The next few pics are the inside of the completed project. Here the cut that had to be made to the ODD bracket can be seen. It won't clear ANY standard motherboard without that cut. I cut it with an angle grinder and cutting disc. WAY faster than a Dremel.
I attempted to route the SATA cable for the DVD burner the exact same way the original IDE cable was routed. It's a 1m ultra thin cable, about the same length as the original IDE cable. I got it here: http://www.newegg.com/Product/Product.a ... 6812816062
With the right power supply, there is no cutting or modification required at all to the case. In this instance, the right power supply is an ANTEC Basiq BP500U 500W. It has active PFC, good efficiency, and was pretty well reviewed here: http://www.hardwaresecrets.com/article/ ... Review/792

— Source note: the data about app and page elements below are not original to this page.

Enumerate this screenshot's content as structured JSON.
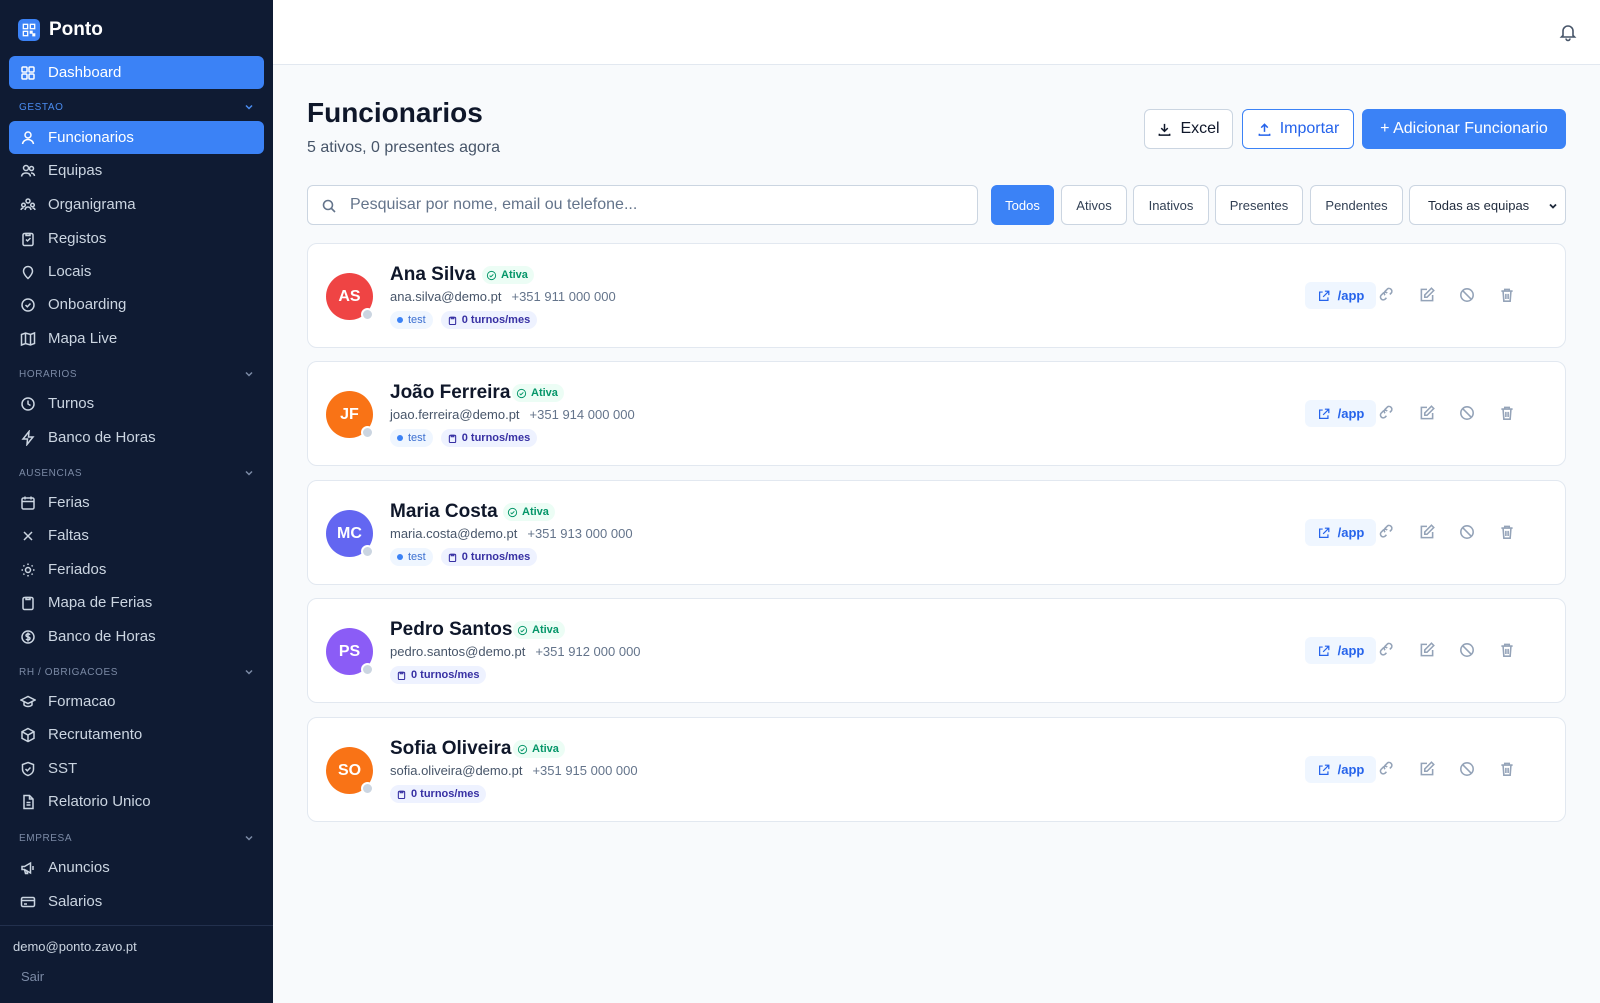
{
  "brand": {
    "name": "Ponto"
  },
  "sidebar": {
    "dashboard": "Dashboard",
    "sections": [
      {
        "title": "GESTAO",
        "items": [
          "Funcionarios",
          "Equipas",
          "Organigrama",
          "Registos",
          "Locais",
          "Onboarding",
          "Mapa Live"
        ]
      },
      {
        "title": "HORARIOS",
        "items": [
          "Turnos",
          "Banco de Horas"
        ]
      },
      {
        "title": "AUSENCIAS",
        "items": [
          "Ferias",
          "Faltas",
          "Feriados",
          "Mapa de Ferias",
          "Banco de Horas"
        ]
      },
      {
        "title": "RH / OBRIGACOES",
        "items": [
          "Formacao",
          "Recrutamento",
          "SST",
          "Relatorio Unico"
        ]
      },
      {
        "title": "EMPRESA",
        "items": [
          "Anuncios",
          "Salarios"
        ]
      }
    ],
    "user_email": "demo@ponto.zavo.pt",
    "logout": "Sair"
  },
  "header": {
    "title": "Funcionarios",
    "subtitle": "5 ativos, 0 presentes agora",
    "excel": "Excel",
    "import": "Importar",
    "add": "+ Adicionar Funcionario"
  },
  "filters": {
    "search_placeholder": "Pesquisar por nome, email ou telefone...",
    "search_value": "",
    "buttons": [
      "Todos",
      "Ativos",
      "Inativos",
      "Presentes",
      "Pendentes"
    ],
    "active": "Todos",
    "team_select": "Todas as equipas"
  },
  "employees": [
    {
      "initials": "AS",
      "name": "Ana Silva",
      "status": "Ativa",
      "email": "ana.silva@demo.pt",
      "phone": "+351 911 000 000",
      "team": "test",
      "shifts": "0 turnos/mes",
      "app": "/app",
      "color": "#ef4444"
    },
    {
      "initials": "JF",
      "name": "João Ferreira",
      "status": "Ativa",
      "email": "joao.ferreira@demo.pt",
      "phone": "+351 914 000 000",
      "team": "test",
      "shifts": "0 turnos/mes",
      "app": "/app",
      "color": "#f97316"
    },
    {
      "initials": "MC",
      "name": "Maria Costa",
      "status": "Ativa",
      "email": "maria.costa@demo.pt",
      "phone": "+351 913 000 000",
      "team": "test",
      "shifts": "0 turnos/mes",
      "app": "/app",
      "color": "#6366f1"
    },
    {
      "initials": "PS",
      "name": "Pedro Santos",
      "status": "Ativa",
      "email": "pedro.santos@demo.pt",
      "phone": "+351 912 000 000",
      "team": "",
      "shifts": "0 turnos/mes",
      "app": "/app",
      "color": "#8b5cf6"
    },
    {
      "initials": "SO",
      "name": "Sofia Oliveira",
      "status": "Ativa",
      "email": "sofia.oliveira@demo.pt",
      "phone": "+351 915 000 000",
      "team": "",
      "shifts": "0 turnos/mes",
      "app": "/app",
      "color": "#f97316"
    }
  ],
  "colors": {
    "sidebar_bg": "#0f1b33",
    "accent": "#3b82f6",
    "active_status": "#059669"
  }
}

Even the screw holes in the bracket line up and screws that came with the case fit fine.
Front panel speaker is connected to the PC speaker header on the motherboard via a short adapter cable. I thought about just cutting off the original connector and put the PC speaker connector right on the original wires, but I thought some motherboards might have the PC speaker header further back so it's better to lengthen that cable instead of shorten it.

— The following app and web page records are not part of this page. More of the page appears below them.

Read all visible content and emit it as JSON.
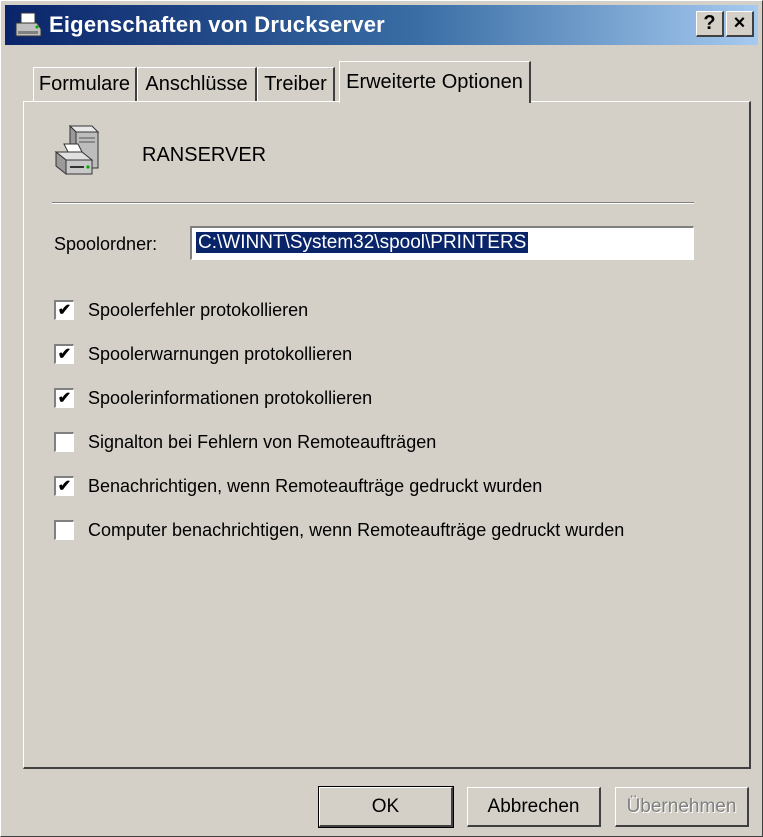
{
  "window": {
    "title": "Eigenschaften von Druckserver",
    "help_button": "?",
    "close_button": "×",
    "title_icon": "printer-icon"
  },
  "tabs": [
    {
      "label": "Formulare",
      "active": false
    },
    {
      "label": "Anschlüsse",
      "active": false
    },
    {
      "label": "Treiber",
      "active": false
    },
    {
      "label": "Erweiterte Optionen",
      "active": true
    }
  ],
  "server": {
    "name": "RANSERVER",
    "icon": "print-server-icon"
  },
  "spool": {
    "label": "Spoolordner:",
    "value": "C:\\WINNT\\System32\\spool\\PRINTERS"
  },
  "options": [
    {
      "label": "Spoolerfehler protokollieren",
      "checked": true
    },
    {
      "label": "Spoolerwarnungen protokollieren",
      "checked": true
    },
    {
      "label": "Spoolerinformationen protokollieren",
      "checked": true
    },
    {
      "label": "Signalton bei Fehlern von Remoteaufträgen",
      "checked": false
    },
    {
      "label": "Benachrichtigen, wenn Remoteaufträge gedruckt wurden",
      "checked": true
    },
    {
      "label": "Computer benachrichtigen, wenn Remoteaufträge gedruckt wurden",
      "checked": false
    }
  ],
  "buttons": {
    "ok": "OK",
    "cancel": "Abbrechen",
    "apply": "Übernehmen"
  }
}
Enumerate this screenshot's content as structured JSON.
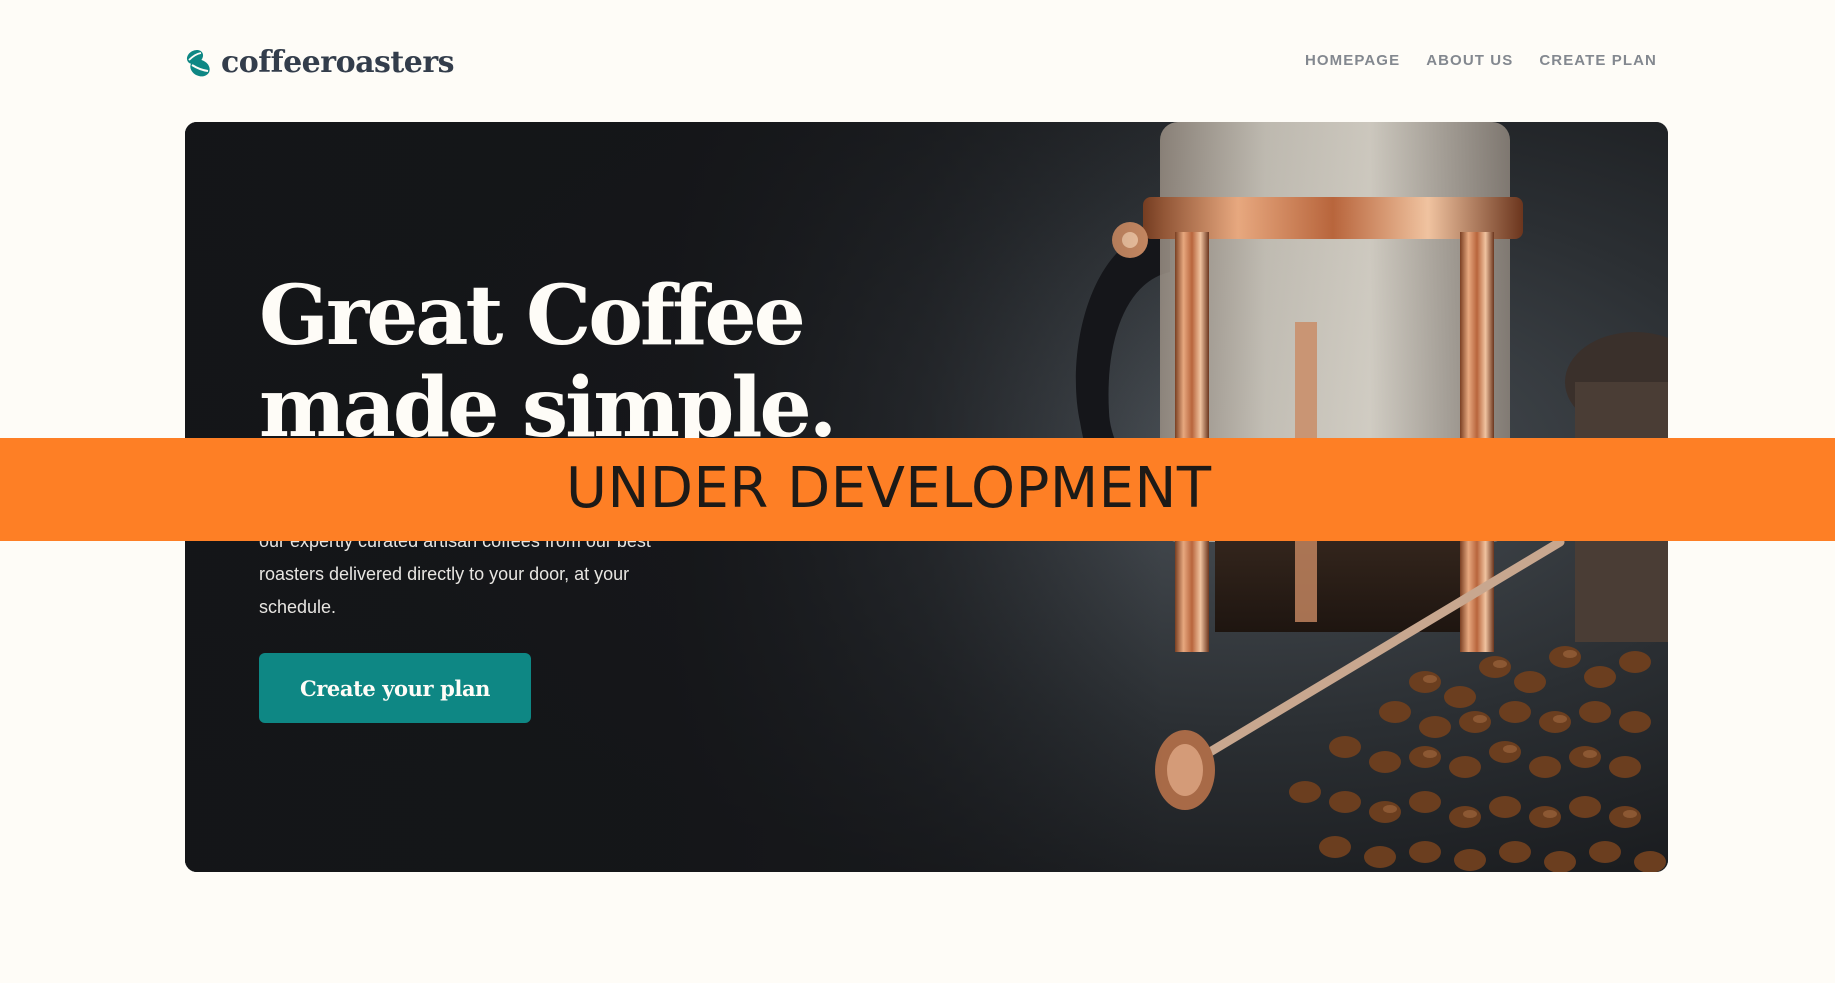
{
  "brand": {
    "name": "coffeeroasters",
    "accent_color": "#0E8784",
    "background_color": "#FEFCF7",
    "logo_icon": "coffee-bean-icon"
  },
  "nav": {
    "items": [
      {
        "label": "HOMEPAGE"
      },
      {
        "label": "ABOUT US"
      },
      {
        "label": "CREATE PLAN"
      }
    ]
  },
  "hero": {
    "title": "Great Coffee made simple.",
    "text": "Start your mornings with the world’s best coffees. Try our expertly curated artisan coffees from our best roasters delivered directly to your door, at your schedule.",
    "cta_label": "Create your plan",
    "image": "french-press-and-coffee-beans-photo"
  },
  "banner": {
    "label": "UNDER DEVELOPMENT",
    "color": "#FE7F25"
  }
}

Here's an overall view of the inside. It's a messy rat's nest.
I did try to make it look a little neater with cable ties and such, but the PSU and extension cables I bought have the wires criss-crossing so it was hard to make it look neat. Yeah, it's the PSU's fault! Maybe it looks a little bit less messy from this angle. Or not.

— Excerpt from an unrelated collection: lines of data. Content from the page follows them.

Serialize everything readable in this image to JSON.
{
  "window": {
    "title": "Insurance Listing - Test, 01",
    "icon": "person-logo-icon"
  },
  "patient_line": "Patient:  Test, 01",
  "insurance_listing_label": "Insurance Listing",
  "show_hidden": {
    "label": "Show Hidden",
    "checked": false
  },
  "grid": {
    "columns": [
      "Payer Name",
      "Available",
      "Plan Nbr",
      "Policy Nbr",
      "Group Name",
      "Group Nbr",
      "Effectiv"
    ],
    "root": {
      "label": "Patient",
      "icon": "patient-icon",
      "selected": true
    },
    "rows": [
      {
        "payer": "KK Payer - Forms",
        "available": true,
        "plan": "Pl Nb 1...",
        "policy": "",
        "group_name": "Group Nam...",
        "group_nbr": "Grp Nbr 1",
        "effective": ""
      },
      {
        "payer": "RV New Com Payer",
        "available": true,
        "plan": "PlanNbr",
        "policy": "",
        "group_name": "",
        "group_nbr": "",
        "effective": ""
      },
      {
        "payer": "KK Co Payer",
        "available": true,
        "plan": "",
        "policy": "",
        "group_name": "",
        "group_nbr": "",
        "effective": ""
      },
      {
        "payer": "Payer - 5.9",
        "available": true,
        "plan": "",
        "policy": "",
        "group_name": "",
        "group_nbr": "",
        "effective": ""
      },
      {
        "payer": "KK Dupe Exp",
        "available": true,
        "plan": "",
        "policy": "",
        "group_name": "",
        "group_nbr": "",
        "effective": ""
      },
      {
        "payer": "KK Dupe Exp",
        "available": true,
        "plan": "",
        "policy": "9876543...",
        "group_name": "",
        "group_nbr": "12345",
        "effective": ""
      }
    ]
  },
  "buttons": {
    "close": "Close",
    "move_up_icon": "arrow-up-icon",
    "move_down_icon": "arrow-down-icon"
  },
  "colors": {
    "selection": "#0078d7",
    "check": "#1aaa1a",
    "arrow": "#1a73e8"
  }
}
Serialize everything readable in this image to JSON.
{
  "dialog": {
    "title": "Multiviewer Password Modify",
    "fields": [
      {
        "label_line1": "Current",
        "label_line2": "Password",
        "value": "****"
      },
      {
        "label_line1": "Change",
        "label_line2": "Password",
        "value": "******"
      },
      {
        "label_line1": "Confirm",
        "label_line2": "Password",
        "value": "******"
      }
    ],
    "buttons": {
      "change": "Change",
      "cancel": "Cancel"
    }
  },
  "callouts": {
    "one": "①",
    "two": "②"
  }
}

I removed the front cover from the DVD drive tray. The spring-loaded door on the case worked fine with it in place, but it made a noisy clatter when it opened and shut. Removing the cover quieted it down significantly.
Rear of the finished project. As you can see, the ANTEC Basiq BP500U PSU fits perfectly, no mods required.
Closer view of the finished project. Looks 100% stock, just the way I wanted it.
Overview of my setup. My wife would be embarrassed if she knew I shared a pic of that desk (it was free).
Monitor is a Samsung Touch Of Color 26". I bought it because the Apple 30" LCD is too expensive. The Samsung is made of clear polycarbonate, so it kinda-sorta goes with the clear poly theme of the Quicksilver case. Keyboard is Microsoft because my wife likes those "ergonomic" keyboards.
Yes, it appears to be running OS X Lion 10.7.4... but not really. It's VMware trickery! I don't know if the Jetway motherboard would run OS X natively or not. There would definitely be problems with the VIA audio. If I were to build this today, I would have chosen the Gigabyte GA-H61MA-D3V motherboard which has a whole lot better chance of running OS X natively due to using Realtek audio. No biggie though, the main purpose of this was as a budget gaming PC and it works awesome for that. Hackintosh wasn't my first priority. The Hackintosh VM does work really, really well though!
The setup consists of:
Jetway MIH61M-DU3 LGA 1155 motherboard
Kingston 8GB (2x4GB) DDR3
Intel Core i3 2130 3.5GHz dual core Sandy Bridge processor
MSI GTX460v2 video card
VBox 164e dual HDTV tuner card w/FM radio
ANTEC Basiq BP500U power supply
LG 22X SATA DVD-RW drive
Maxtor (Seagate) 500GB SATA 7200rpm drive